We all know that the commitments made last year are not easy, and fundamentally, they require a game-changing shift in how we manage risk and address chronic vulnerability in the region. Yet, although our tasks are daunting at times, through IGAD’s leadership and the work of the Global Alliance, we have made tremendous strides toward a regional approach for building resilience. The U.S. government is proud to see real results for the people of the region, including the development of Country Program Papers (CPPs) that put plans and structures in place to combat vulnerability and build resilience. USAID is firmly committed to supporting regional and country leadership and collaboration among international development partners in support of the resilience agenda. And, we’re also committed to doing business differently – to maximize the effectiveness of this support for the people of the Horn of Africa. Last December, USAID launched its first-ever policy and program guidance on resilience, formalizing key operational changes to better enable our teams to support country-led plans and partner with local leaders to reach these vital goals. This new guidance, “Building Resilience to Recurrent Crisis,” commits USAID to putting more of its development focus on the most vulnerable, building the adaptive capacity of these populations, and improving the ability of communities, countries, and systems to manage risk.

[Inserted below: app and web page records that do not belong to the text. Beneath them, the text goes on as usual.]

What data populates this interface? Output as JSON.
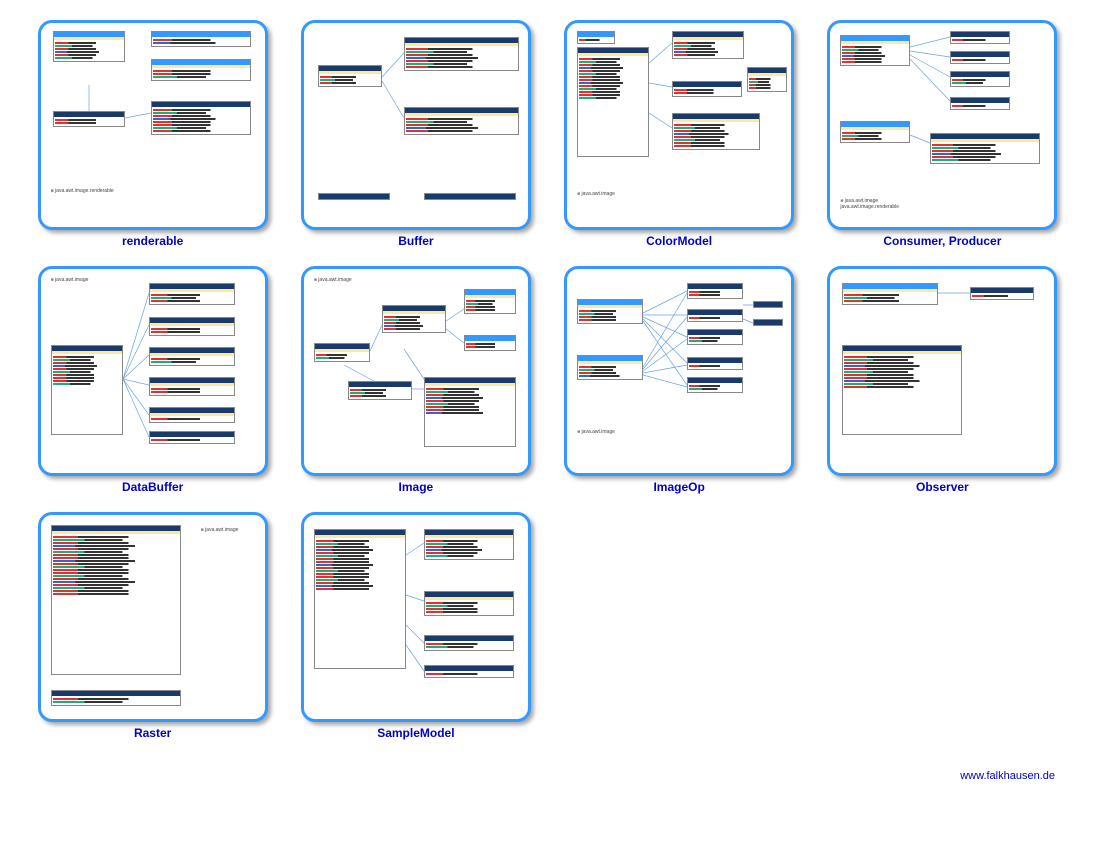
{
  "thumbnails": [
    {
      "label": "renderable",
      "package": "java.awt.image.renderable"
    },
    {
      "label": "Buffer",
      "package": ""
    },
    {
      "label": "ColorModel",
      "package": "java.awt.image"
    },
    {
      "label": "Consumer, Producer",
      "package": "java.awt.image\njava.awt.image.renderable"
    },
    {
      "label": "DataBuffer",
      "package": "java.awt.image"
    },
    {
      "label": "Image",
      "package": "java.awt.image"
    },
    {
      "label": "ImageOp",
      "package": "java.awt.image"
    },
    {
      "label": "Observer",
      "package": ""
    },
    {
      "label": "Raster",
      "package": "java.awt.image"
    },
    {
      "label": "SampleModel",
      "package": ""
    }
  ],
  "footer": "www.falkhausen.de"
}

In 2012, the National Intelligence Council (NIC) of the Office of the Director of National Intelligence released an assessment of "Global Water Security." The report projected that between now and 2040, fresh water availability will not keep up with demand absent more effective management of water resources. It also noted that water problems will hinder the ability of key countries to produce food and generate energy, posing a risk to global food markets and hobbling economic growth. The report noted that while wars over water are unlikely within the next 10 years, water challenges – shortages, poor water quality, and floods – will likely increase the risk of instability and state failure, exacerbating regional tensions. In addressing such challenges, water can provide a platform for building trust and cooperation between countries. Water user groups, and increased transparency and accountability between the people and service providers, can both increase access and advance democratic values. While history is not necessarily a good predictor of our future, it’s true that more often than not, water is a source of cooperation rather than conflict.
Last updated: April 30, 2013